Read the records below and report each line in which "title" occurs.

__________________________________________________

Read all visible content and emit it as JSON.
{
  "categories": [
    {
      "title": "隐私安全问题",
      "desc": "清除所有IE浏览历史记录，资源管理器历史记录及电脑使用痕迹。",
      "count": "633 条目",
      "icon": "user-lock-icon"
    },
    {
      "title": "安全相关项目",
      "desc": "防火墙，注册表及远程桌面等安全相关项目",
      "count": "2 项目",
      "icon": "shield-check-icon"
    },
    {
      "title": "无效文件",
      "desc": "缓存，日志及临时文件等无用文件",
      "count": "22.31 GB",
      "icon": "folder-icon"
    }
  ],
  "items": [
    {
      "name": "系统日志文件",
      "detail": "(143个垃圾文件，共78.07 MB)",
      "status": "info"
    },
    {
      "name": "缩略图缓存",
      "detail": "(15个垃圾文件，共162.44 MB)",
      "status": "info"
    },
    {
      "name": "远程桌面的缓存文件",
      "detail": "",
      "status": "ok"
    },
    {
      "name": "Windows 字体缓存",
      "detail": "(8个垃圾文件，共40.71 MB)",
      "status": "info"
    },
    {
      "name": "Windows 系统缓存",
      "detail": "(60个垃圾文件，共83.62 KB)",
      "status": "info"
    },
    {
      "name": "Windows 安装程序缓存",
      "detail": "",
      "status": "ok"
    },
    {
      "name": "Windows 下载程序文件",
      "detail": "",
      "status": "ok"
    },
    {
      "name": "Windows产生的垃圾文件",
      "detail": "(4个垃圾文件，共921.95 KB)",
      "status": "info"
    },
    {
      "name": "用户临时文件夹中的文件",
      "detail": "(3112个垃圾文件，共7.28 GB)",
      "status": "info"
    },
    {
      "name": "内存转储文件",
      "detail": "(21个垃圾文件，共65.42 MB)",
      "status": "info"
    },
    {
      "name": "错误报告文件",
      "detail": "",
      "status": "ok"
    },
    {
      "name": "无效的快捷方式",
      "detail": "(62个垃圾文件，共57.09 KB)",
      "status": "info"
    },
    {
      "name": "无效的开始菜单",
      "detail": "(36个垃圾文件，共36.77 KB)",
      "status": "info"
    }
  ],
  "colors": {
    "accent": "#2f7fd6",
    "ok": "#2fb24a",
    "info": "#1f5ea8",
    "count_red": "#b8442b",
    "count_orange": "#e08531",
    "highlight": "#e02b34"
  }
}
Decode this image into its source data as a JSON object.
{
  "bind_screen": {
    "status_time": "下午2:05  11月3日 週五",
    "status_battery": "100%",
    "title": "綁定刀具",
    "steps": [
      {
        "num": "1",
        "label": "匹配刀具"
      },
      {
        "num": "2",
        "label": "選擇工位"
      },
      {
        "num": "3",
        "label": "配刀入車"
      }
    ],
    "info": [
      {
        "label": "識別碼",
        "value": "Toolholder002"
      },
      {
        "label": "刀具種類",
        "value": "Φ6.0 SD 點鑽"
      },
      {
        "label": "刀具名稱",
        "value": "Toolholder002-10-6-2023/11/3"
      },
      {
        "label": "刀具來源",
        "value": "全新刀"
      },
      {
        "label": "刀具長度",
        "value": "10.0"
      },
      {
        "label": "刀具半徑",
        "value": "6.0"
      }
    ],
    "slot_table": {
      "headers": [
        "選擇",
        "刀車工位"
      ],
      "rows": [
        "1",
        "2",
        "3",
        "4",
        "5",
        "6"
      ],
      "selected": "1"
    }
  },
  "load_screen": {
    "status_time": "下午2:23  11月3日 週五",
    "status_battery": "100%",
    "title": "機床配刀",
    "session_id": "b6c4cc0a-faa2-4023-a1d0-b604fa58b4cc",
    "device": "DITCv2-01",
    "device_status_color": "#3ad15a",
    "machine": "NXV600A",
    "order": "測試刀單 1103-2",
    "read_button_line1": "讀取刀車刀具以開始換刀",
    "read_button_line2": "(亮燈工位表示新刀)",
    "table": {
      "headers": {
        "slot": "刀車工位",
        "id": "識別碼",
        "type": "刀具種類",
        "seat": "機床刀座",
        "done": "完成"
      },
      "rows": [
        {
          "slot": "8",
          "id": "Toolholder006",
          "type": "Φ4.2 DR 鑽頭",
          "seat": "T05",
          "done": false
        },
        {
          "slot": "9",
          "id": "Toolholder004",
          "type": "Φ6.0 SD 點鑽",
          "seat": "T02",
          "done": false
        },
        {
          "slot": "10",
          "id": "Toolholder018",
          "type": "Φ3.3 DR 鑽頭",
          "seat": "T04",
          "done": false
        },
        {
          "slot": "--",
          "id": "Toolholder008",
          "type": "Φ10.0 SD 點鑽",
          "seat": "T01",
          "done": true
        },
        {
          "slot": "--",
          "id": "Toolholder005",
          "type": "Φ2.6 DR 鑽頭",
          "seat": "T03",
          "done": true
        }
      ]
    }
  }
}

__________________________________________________

Completed exercise →
      "title": "隐私安全问题",
      "title": "安全相关项目",
      "title": "无效文件",
    "title": "綁定刀具",
    "title": "機床配刀",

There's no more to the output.